On Behalf of | Jul 21, 2023 | Social Security Disability |

The average adult will never need to know much about Social Security Disability Insurance (SSDI) benefits even though they make contributions from their paycheck to this program every week. The only time they will need to communicate with the Social Security Administration (SSA) will be when they retire and want benefits related to the end of their careers.

However, some workers will end up with such major medical issues before they reach retirement age that they will require SSDI benefits because they have no longer have any other way of supporting themselves. SSDI benefits can help people pay their expenses when they can no longer work but are not yet old enough to qualify for Social Security retirement benefits.

It is commonly understood that it is nearly impossible to get SSDI benefits on one’s first application attempt, regardless of how seriously someone may need that support. How many applicants who request SSDI end up appealing?

Appeals are common and often worthwhile

Some people don’t understand the rules that govern Social Security benefits before applying. For example, people might apply for SSDI benefits for a child who has never had a job. Such scenarios might make an individual or their family members eligible for Supplemental Security Income (SSI) but not necessarily SDDI. To get SSDI, workers typically need to have a condition that prevents them from doing any kind of work at all and that will last a year or longer. Additionally, they need to have enough of a work history to have sufficient credit to get full benefits. Those that do apply need to prepare themselves for the possibility of needing to file an appeal.

The SSA typically rejects the majority of applicants based on the data they report to the public. Every year, based on data from 2010 to 2019, an average of only 21% of applicants will get benefits initially when they apply. However, after the appeals process, the final approval rate increases to 31%. A full 10% of applicants get their benefits during an appeal, which absolutely makes appealing a worthwhile Endeavor for those denied benefits initially.

Additionally, approval during an appeal can lead to backdated benefits that can lead to lump-sum payments, which can make a big difference for someone struggling financially after months of being unable to work and waiting for the outcome of their appeal. Mistakes during the appeals process can increase how long it takes to complete and diminish someone’s likelihood of success.

Learning more about what is necessary for approval can make a big difference for those who need SSDI benefits after an injury or diagnosis.
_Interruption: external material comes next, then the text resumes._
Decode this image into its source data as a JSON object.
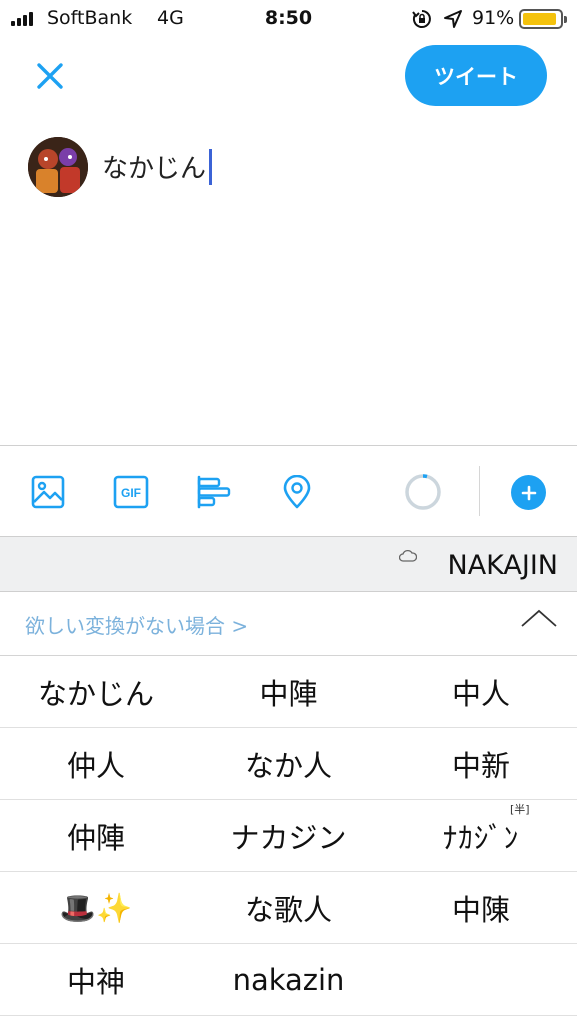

Seeking legal guidance as proactively as possible is usually a good idea, as a result.